Ask Shane: Mobile optimization and device detection

Jeanne Rash asks:

Can you give any advice on:
Should I be concerned that the W3C MobileOK service gives my pages severe ratings for the JQM css syntax and the size of the js files?
I looked at this tool ( I'm very impressed that they would build such a tool to help us developers. It is certainly a great starting point for anyone building a site from hand. The W3C is about Open Web Standards (as they should be). This must be respected and embraced whenever possible because it's the best way to be future friendly. However, when you trying to make a universal library and the excrement hits the oscillator (, you're left few choices, abandon your mission for universality or make pragmatic compromises. The most nobel part of the JQM mission is that they are trying to make a library based on progressive enhancement and beautified for anyone who can handle it. So, if a few academic points get sacrificed along the way, I'm fine with that. But that's a choice every developer will have to make on their own.

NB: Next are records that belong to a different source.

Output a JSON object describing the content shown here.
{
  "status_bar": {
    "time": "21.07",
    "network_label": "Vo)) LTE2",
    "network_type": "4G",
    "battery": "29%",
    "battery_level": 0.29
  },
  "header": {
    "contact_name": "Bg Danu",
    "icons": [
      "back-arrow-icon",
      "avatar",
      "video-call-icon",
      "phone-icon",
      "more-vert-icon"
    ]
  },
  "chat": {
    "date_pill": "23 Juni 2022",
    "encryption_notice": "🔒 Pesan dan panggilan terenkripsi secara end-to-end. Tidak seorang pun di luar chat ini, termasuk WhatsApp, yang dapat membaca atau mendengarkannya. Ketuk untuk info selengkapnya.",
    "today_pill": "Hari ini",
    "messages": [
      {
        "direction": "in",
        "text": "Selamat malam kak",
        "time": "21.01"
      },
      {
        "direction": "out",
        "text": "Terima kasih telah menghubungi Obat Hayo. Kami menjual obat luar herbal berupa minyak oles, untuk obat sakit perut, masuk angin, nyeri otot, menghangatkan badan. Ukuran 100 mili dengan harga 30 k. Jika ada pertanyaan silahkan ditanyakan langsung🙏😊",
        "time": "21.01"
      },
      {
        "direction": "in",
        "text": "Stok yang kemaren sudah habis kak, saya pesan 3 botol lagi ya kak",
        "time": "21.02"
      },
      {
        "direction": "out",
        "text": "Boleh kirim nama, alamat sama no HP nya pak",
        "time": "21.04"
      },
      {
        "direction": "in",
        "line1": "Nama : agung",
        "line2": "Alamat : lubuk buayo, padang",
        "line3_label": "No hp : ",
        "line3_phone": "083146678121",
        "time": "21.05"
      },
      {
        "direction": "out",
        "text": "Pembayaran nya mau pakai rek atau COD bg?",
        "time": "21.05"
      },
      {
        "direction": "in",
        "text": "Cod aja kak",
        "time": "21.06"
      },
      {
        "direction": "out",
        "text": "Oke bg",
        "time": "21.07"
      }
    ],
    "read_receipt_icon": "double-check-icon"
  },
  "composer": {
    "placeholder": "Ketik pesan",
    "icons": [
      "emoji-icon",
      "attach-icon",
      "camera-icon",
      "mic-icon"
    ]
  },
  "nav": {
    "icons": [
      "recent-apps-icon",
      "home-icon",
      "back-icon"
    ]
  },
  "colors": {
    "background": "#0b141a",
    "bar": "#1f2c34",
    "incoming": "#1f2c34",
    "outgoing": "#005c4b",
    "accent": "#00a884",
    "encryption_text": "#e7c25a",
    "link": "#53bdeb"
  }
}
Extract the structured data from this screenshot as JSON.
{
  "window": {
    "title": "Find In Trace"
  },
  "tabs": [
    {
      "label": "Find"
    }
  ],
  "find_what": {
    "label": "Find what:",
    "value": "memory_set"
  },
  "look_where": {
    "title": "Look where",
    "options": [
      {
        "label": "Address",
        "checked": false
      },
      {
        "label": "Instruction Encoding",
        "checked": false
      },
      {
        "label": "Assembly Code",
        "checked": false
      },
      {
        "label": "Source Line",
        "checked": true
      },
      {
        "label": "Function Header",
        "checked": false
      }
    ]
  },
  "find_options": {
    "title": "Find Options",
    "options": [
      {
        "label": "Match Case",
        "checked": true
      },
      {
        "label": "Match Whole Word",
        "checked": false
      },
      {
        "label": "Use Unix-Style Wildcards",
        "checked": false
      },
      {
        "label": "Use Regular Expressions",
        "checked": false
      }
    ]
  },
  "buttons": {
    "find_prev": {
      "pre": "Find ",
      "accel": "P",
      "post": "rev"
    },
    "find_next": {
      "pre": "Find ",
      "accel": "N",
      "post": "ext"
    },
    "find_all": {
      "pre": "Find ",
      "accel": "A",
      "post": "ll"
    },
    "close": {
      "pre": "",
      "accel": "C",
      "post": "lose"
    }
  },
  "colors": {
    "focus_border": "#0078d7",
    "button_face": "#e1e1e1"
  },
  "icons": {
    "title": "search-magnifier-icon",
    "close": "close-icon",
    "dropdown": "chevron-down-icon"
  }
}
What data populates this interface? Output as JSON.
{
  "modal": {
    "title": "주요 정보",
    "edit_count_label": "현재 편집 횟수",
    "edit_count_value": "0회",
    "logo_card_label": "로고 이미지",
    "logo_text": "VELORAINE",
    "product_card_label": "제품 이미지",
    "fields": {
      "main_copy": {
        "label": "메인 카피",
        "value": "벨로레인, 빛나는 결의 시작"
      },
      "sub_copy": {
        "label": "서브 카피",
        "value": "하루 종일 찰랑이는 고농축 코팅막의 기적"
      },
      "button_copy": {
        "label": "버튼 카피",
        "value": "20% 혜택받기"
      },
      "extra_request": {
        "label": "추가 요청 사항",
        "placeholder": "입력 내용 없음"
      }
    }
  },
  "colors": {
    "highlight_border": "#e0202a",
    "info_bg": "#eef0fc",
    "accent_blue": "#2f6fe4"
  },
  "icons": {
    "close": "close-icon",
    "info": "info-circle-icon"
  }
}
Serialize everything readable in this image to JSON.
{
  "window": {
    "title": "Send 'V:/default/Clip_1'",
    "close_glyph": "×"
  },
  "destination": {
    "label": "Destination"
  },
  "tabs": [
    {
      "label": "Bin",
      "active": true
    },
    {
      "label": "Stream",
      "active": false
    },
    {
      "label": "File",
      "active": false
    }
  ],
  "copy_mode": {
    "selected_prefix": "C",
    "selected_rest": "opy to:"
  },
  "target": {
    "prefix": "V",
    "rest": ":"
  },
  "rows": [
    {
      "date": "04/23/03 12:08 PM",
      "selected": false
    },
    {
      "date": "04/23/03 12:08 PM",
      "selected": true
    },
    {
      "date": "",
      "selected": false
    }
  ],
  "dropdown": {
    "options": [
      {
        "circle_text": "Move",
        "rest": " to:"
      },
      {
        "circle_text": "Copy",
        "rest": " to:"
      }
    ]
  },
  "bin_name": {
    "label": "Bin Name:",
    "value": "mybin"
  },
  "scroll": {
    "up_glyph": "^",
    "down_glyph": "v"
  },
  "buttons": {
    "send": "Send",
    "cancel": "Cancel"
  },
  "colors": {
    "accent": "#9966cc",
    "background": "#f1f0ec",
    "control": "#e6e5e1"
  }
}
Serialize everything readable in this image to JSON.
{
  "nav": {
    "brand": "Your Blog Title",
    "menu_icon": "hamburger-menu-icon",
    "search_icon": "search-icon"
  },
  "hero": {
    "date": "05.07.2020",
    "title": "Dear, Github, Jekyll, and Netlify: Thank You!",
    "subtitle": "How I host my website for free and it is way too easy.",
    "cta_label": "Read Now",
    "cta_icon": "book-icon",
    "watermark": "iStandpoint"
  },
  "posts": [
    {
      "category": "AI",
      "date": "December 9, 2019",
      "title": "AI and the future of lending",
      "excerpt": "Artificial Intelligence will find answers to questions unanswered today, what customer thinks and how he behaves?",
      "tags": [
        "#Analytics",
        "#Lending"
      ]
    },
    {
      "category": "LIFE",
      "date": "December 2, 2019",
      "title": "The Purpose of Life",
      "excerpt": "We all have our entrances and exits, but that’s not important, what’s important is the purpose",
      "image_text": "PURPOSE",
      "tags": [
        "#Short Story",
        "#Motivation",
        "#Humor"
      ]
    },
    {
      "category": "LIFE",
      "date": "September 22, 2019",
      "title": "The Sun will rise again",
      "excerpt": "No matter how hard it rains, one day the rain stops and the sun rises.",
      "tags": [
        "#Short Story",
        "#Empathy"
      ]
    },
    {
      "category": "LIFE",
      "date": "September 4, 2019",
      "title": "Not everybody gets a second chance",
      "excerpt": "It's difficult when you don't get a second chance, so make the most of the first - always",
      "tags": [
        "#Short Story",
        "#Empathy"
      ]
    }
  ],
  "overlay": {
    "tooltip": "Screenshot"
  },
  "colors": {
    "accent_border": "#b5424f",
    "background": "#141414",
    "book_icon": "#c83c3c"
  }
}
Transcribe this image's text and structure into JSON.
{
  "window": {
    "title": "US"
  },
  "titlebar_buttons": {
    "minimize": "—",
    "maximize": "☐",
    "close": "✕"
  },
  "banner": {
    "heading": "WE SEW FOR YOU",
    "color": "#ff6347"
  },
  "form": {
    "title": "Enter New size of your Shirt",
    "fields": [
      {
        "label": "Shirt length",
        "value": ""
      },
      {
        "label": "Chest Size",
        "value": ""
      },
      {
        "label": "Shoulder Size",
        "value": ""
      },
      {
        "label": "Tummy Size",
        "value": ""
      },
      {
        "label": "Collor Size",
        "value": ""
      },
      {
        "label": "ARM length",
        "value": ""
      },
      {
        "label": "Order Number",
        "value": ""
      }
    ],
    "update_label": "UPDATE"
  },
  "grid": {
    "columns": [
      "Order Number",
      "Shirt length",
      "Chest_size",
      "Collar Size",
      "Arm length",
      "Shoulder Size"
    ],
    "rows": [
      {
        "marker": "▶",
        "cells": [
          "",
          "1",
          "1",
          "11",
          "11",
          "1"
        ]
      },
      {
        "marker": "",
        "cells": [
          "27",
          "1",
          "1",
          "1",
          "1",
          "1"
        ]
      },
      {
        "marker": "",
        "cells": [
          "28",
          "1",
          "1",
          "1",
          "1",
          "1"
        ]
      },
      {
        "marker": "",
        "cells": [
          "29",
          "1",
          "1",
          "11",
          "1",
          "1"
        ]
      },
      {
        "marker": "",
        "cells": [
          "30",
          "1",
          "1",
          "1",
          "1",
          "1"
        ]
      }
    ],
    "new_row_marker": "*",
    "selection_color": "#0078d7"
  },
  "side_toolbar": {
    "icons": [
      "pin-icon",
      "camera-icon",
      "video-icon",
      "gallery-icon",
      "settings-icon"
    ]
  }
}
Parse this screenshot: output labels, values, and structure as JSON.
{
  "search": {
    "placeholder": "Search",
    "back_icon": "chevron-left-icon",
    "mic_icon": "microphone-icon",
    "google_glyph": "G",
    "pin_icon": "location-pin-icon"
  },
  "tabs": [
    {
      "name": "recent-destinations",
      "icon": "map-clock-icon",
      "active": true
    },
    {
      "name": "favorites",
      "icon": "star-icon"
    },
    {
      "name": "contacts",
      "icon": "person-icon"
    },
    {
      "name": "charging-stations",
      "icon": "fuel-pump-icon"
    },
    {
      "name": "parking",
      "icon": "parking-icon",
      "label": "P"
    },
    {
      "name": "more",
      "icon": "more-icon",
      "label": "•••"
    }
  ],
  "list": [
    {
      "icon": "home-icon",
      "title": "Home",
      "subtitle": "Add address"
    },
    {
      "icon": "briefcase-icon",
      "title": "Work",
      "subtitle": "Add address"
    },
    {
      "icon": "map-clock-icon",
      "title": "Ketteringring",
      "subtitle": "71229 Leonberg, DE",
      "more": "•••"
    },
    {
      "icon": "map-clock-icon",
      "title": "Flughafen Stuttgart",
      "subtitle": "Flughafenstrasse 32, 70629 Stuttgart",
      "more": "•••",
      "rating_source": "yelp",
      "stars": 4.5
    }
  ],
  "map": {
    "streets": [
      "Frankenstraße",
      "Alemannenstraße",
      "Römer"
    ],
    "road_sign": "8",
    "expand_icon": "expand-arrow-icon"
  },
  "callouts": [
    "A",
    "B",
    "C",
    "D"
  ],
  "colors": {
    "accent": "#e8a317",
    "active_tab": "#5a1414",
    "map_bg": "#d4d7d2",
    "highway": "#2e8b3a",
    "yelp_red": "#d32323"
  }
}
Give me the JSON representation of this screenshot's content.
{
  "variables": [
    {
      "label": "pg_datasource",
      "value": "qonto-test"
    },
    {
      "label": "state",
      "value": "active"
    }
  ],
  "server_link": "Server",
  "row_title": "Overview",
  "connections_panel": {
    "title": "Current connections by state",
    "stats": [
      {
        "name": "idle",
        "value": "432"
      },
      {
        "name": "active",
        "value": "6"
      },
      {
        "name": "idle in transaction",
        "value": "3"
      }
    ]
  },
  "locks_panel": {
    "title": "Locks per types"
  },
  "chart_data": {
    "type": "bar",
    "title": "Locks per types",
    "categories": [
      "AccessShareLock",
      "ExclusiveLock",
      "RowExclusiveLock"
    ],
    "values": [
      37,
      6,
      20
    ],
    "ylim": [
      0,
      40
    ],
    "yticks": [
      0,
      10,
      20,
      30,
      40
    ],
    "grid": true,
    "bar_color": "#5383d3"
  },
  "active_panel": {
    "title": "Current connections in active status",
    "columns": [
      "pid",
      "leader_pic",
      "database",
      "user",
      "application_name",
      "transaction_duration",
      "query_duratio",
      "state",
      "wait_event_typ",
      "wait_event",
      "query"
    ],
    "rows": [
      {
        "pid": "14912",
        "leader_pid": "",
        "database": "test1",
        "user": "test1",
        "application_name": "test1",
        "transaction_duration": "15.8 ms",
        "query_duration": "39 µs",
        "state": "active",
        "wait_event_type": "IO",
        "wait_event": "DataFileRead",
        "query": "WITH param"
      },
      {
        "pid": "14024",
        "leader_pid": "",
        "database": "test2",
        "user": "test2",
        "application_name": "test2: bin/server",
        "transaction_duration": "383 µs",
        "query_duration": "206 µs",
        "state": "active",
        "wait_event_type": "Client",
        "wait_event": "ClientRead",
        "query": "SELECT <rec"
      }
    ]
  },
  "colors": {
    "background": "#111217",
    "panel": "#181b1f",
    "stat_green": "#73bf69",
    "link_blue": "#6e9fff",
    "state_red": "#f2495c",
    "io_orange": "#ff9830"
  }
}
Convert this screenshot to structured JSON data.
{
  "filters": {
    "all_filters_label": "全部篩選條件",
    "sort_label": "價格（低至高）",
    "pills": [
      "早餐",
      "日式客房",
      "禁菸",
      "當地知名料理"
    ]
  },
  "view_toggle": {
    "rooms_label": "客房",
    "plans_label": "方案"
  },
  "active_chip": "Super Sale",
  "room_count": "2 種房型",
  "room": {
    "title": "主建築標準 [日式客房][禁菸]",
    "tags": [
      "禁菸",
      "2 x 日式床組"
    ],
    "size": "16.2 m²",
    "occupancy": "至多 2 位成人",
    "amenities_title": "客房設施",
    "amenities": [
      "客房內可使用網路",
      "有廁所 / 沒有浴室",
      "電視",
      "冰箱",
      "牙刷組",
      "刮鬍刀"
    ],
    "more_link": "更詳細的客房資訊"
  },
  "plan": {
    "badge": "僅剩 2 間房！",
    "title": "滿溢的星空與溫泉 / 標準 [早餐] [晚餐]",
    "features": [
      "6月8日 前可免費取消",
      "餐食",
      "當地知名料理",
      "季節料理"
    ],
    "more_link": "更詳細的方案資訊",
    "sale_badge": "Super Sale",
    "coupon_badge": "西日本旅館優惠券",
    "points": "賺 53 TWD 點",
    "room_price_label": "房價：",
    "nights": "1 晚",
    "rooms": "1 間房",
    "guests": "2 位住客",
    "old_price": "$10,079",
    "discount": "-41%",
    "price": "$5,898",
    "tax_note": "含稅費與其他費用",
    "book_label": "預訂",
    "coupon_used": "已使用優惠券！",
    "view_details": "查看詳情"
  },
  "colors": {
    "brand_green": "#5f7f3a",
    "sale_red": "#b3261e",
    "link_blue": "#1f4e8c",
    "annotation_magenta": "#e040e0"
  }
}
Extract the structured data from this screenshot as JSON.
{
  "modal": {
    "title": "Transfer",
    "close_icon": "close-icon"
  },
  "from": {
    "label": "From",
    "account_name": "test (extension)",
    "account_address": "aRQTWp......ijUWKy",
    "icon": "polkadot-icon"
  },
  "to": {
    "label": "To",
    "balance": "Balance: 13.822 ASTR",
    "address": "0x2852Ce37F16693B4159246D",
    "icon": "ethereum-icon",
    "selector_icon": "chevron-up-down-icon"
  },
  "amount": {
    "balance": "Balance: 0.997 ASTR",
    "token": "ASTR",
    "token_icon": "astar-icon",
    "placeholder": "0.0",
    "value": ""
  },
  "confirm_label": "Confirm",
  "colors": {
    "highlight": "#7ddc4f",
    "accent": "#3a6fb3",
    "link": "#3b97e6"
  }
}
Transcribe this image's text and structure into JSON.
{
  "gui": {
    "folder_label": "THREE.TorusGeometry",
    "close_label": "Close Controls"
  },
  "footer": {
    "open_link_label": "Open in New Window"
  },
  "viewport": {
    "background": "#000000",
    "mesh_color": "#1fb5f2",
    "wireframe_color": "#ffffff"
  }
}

Yes, some of the assets can be "large" but between content delivery networks with long expirations and system caches being able to reliably store CSS and JS files up to 1MB, so what?! The truth is, with the way TCP/IP works, you're better off having one or two large files than lots of little ones. GZip compression makes this even less of a concern by taking the library JS from 115K to 37K. That's probably smaller than your site's logo. So, I truly fail to see the issue.
I have pages that I want to limit to grade A devices only. Do you know if your mobile re-direct code can be adapted to send grade B and C devices to other pages?
I believe that, yes, my solution for redirection would only bring in the grade A devices. However, if you wanted to be sure, the jQuery Mobile library has a method $.mobile.gradeA that returns boolean. Here's an excerpt. $.mobile.gradeA = function(){ return $.support.mediaquery || $ && $ >= 7; }; If you want to send everyone possible to mobile and sort it out there, try the WURFL database ( to see who's mobile on the server side first and use the jQuery Mobile scripts or mine to differentiate between between grade A and the rest.